Search the records for lines with the word "Transform" and copy each match.

(Entries from a dataset of interfaces)
===============
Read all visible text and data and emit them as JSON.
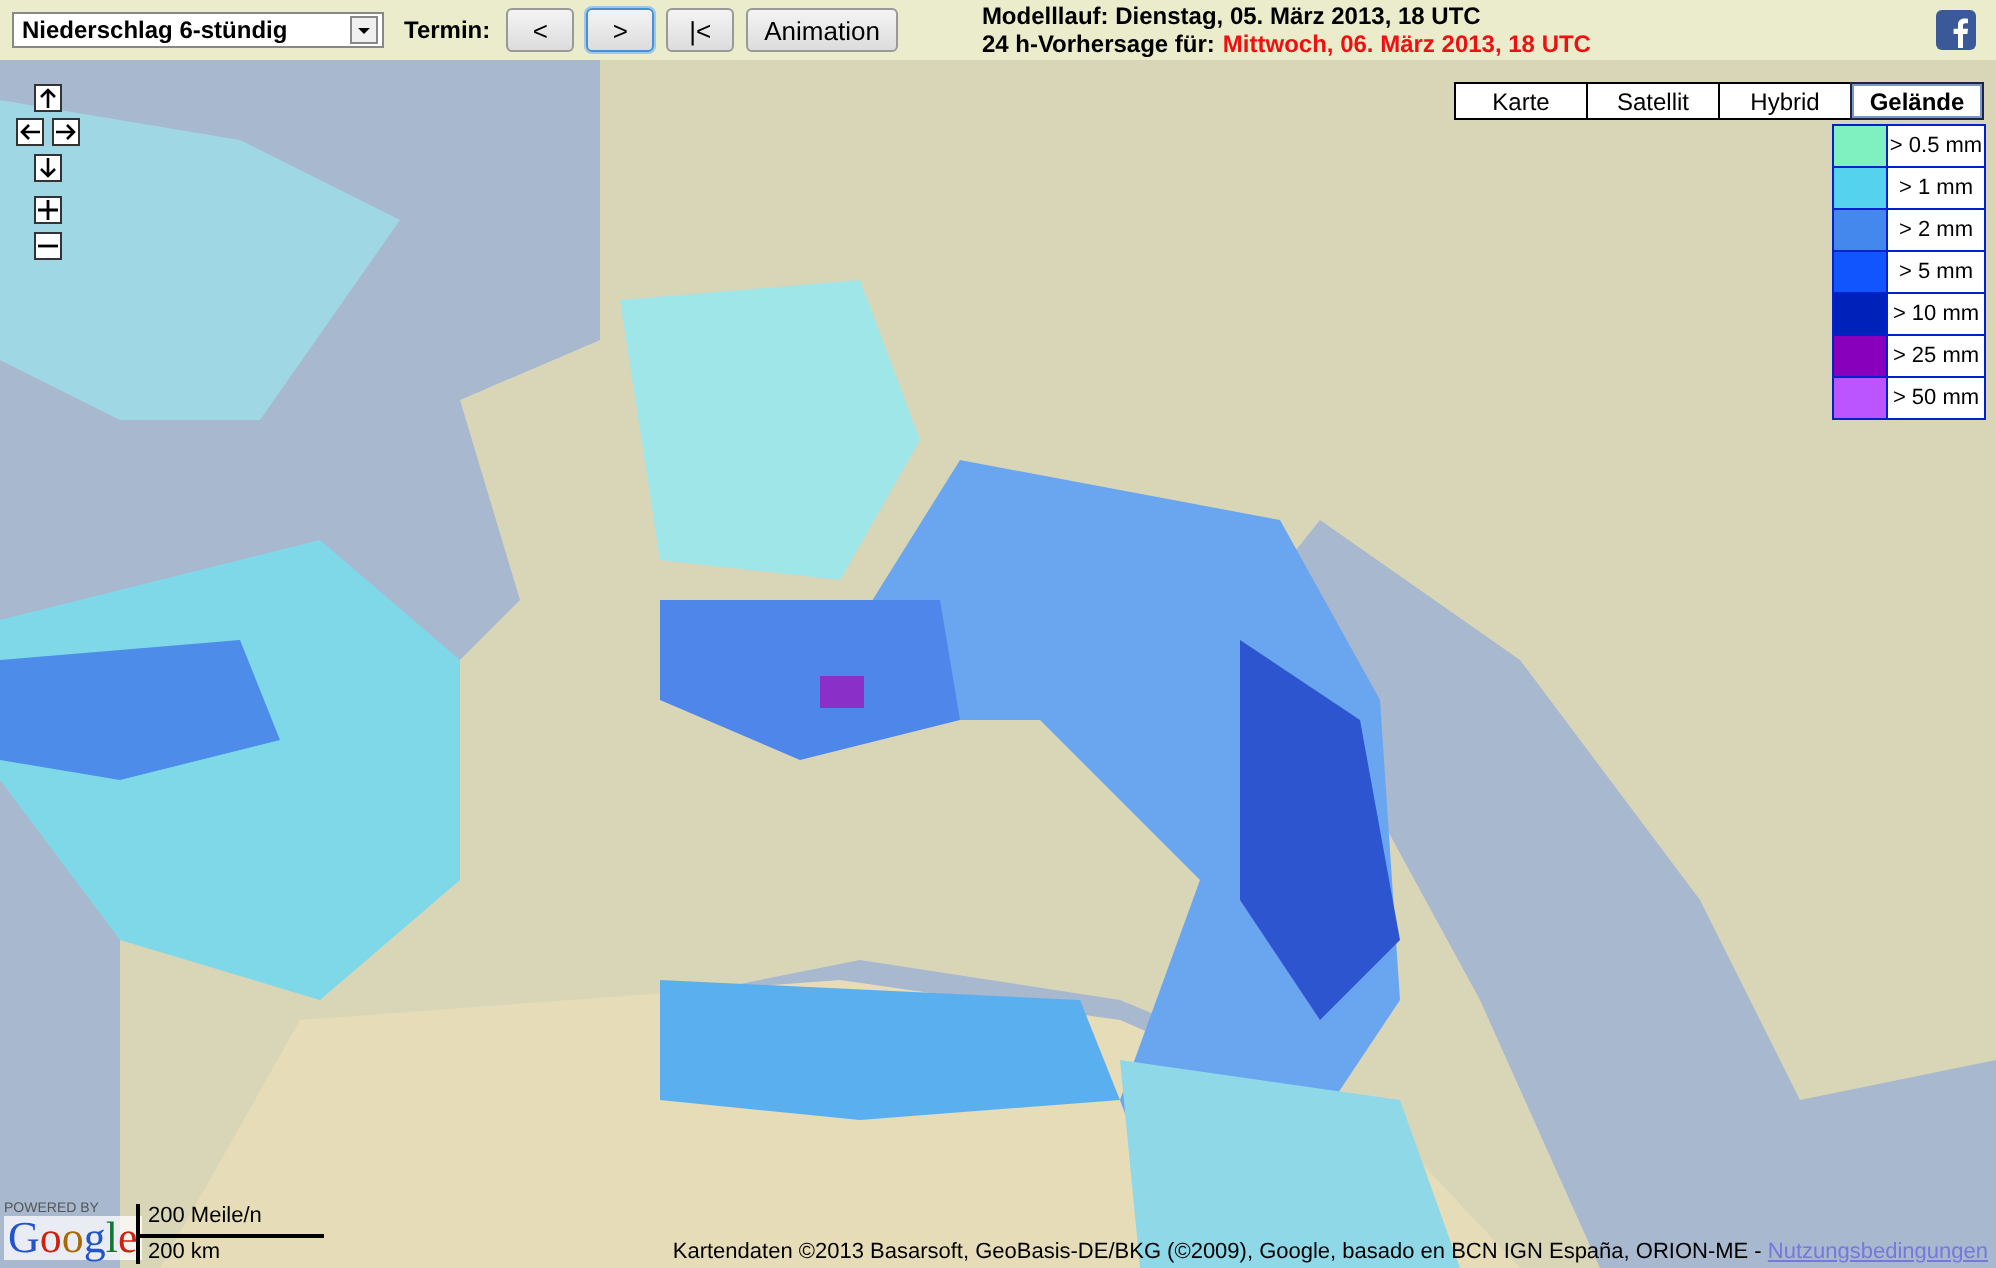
{
  "toolbar": {
    "product_select": {
      "value": "Niederschlag 6-stündig"
    },
    "termin_label": "Termin:",
    "buttons": [
      {
        "label": "<",
        "selected": false
      },
      {
        "label": ">",
        "selected": true
      },
      {
        "label": "|<",
        "selected": false
      },
      {
        "label": "Animation",
        "selected": false
      }
    ],
    "model_run": "Modelllauf: Dienstag, 05. März 2013, 18 UTC",
    "forecast_label": "24 h-Vorhersage für:",
    "forecast_time": "Mittwoch, 06. März 2013, 18 UTC"
  },
  "map": {
    "map_types": [
      {
        "label": "Karte",
        "selected": false
      },
      {
        "label": "Satellit",
        "selected": false
      },
      {
        "label": "Hybrid",
        "selected": false
      },
      {
        "label": "Gelände",
        "selected": true
      }
    ],
    "legend": [
      {
        "label": "> 0.5 mm",
        "color": "#7ff0c0"
      },
      {
        "label": "> 1 mm",
        "color": "#55d2ee"
      },
      {
        "label": "> 2 mm",
        "color": "#4488ee"
      },
      {
        "label": "> 5 mm",
        "color": "#1155ff"
      },
      {
        "label": "> 10 mm",
        "color": "#0022bb"
      },
      {
        "label": "> 25 mm",
        "color": "#8800bb"
      },
      {
        "label": "> 50 mm",
        "color": "#bb55ff"
      }
    ],
    "powered_by": "POWERED BY",
    "logo": "Google",
    "scale_miles": "200 Meile/n",
    "scale_km": "200 km",
    "attribution": "Kartendaten ©2013 Basarsoft, GeoBasis-DE/BKG (©2009), Google, basado en BCN IGN España, ORION-ME - ",
    "terms_link": "Nutzungsbedingungen"
  }
}
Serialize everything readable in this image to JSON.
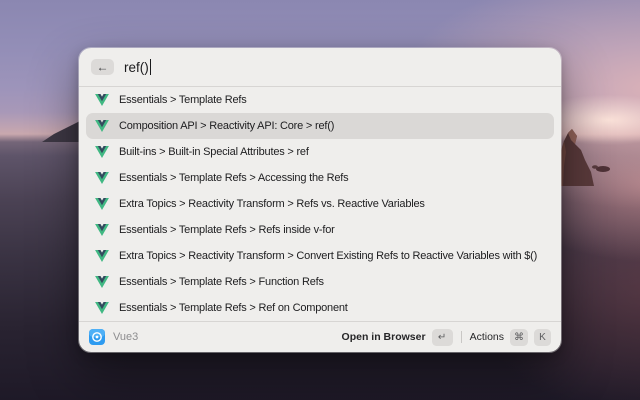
{
  "window": {
    "search": {
      "query": "ref()",
      "back_icon": "←"
    },
    "results": [
      {
        "label": "Essentials > Template Refs",
        "selected": false
      },
      {
        "label": "Composition API > Reactivity API: Core > ref()",
        "selected": true
      },
      {
        "label": "Built-ins > Built-in Special Attributes > ref",
        "selected": false
      },
      {
        "label": "Essentials > Template Refs > Accessing the Refs",
        "selected": false
      },
      {
        "label": "Extra Topics > Reactivity Transform > Refs vs. Reactive Variables",
        "selected": false
      },
      {
        "label": "Essentials > Template Refs > Refs inside v-for",
        "selected": false
      },
      {
        "label": "Extra Topics > Reactivity Transform > Convert Existing Refs to Reactive Variables with $()",
        "selected": false
      },
      {
        "label": "Essentials > Template Refs > Function Refs",
        "selected": false
      },
      {
        "label": "Essentials > Template Refs > Ref on Component",
        "selected": false
      }
    ],
    "footer": {
      "source_label": "Vue3",
      "primary_action": "Open in Browser",
      "primary_key": "↵",
      "secondary_action": "Actions",
      "secondary_keys": [
        "⌘",
        "K"
      ]
    }
  },
  "colors": {
    "vue_green": "#41b883",
    "vue_navy": "#34495e",
    "panel_bg": "#efeeec",
    "selected_row": "#dad8d6",
    "key_pill_bg": "#dcdad8",
    "extension_icon_blue": "#2e9bf0"
  },
  "icons": {
    "result_icon": "vue-logo",
    "footer_app_icon": "vue3-extension"
  }
}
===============
## Answer to this task
        "label": "Extra Topics > Reactivity Transform > Refs vs. Reactive Variables",
        "label": "Extra Topics > Reactivity Transform > Convert Existing Refs to Reactive Variables with $()",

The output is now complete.